In 1919, the British government had its first major encounter with terrorism, when the Irish Republican Army was established to drive the British out of Ireland. The government responded to the IRA’s acts of terror – which included the assassination of civilians as well as soldiers – with indiscriminate reprisals; these were met in turn by further escalation from the IRA. The prime minister, David Lloyd George, declared that the British government would never talk to the “murder gang”, as he described the IRA. But by 1920, it became clear to both sides that a military victory was impossible. Lloyd George secretly began to initiate contact with Michael Collins and other IRA leaders, using a relatively junior former customs official, Alfred Cope – who managed to open up a channel to the rebels and negotiate a ceasefire. This led to full-blown talks in Downing Street in 1921, and eventually to an agreement, albeit a flawed one that later unravelled.
Seventy-six years later, in December 1997, Tony Blair and I sat down in the same cabinet room in Downing Street with Gerry Adams and Martin McGuinness; the negotiating teams, from Sinn Féin and the British government, even sat on the same sides of the table as they had in 1921. On both occasions, the meeting was a big event. There were more TV cameras outside Downing Street than there had been on election day seven months earlier, and we were all nervous.
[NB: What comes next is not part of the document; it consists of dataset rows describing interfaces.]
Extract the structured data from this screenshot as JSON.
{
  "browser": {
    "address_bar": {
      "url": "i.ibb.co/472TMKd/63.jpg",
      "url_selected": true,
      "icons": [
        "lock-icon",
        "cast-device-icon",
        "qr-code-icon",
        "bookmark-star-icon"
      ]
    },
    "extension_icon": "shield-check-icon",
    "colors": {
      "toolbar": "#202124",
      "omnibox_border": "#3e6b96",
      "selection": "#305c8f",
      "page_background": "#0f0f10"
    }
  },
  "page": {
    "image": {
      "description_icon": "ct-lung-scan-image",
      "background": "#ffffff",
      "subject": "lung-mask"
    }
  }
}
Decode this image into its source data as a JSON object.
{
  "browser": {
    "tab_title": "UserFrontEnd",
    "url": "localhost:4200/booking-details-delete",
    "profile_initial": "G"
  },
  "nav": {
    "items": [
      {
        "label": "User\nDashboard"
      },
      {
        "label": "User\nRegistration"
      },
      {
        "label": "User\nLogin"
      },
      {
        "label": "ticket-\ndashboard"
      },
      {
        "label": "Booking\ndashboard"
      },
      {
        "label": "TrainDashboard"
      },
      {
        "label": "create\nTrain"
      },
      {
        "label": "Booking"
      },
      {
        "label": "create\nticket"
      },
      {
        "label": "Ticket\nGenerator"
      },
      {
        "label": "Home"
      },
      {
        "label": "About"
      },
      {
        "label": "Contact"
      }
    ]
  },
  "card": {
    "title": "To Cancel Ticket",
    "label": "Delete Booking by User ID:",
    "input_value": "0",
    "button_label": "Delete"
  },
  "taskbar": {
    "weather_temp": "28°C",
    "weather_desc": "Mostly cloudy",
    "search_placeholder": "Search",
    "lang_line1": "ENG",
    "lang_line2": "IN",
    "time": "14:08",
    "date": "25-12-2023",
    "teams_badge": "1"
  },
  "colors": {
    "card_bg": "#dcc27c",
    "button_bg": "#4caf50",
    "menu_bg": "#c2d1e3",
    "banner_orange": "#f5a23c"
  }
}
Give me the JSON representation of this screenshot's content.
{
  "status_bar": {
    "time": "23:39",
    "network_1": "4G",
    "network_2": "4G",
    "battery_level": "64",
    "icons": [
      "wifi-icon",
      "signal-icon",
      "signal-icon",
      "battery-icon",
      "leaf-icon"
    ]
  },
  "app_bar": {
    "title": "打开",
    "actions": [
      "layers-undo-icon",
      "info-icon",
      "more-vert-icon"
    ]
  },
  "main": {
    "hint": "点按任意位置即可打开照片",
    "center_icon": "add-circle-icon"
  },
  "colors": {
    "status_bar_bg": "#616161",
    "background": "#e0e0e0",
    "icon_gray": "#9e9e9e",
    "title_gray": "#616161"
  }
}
Alastair Campbell had ordered the Christmas tree be removed from in front of the door of Number 10, so that there could be no pictures of terrorists in front of festive decorations.
Hugh Gaitskell, the former Labour leader, observed: “All terrorists, at the invitation of the government, end up with drinks in the Dorchester.”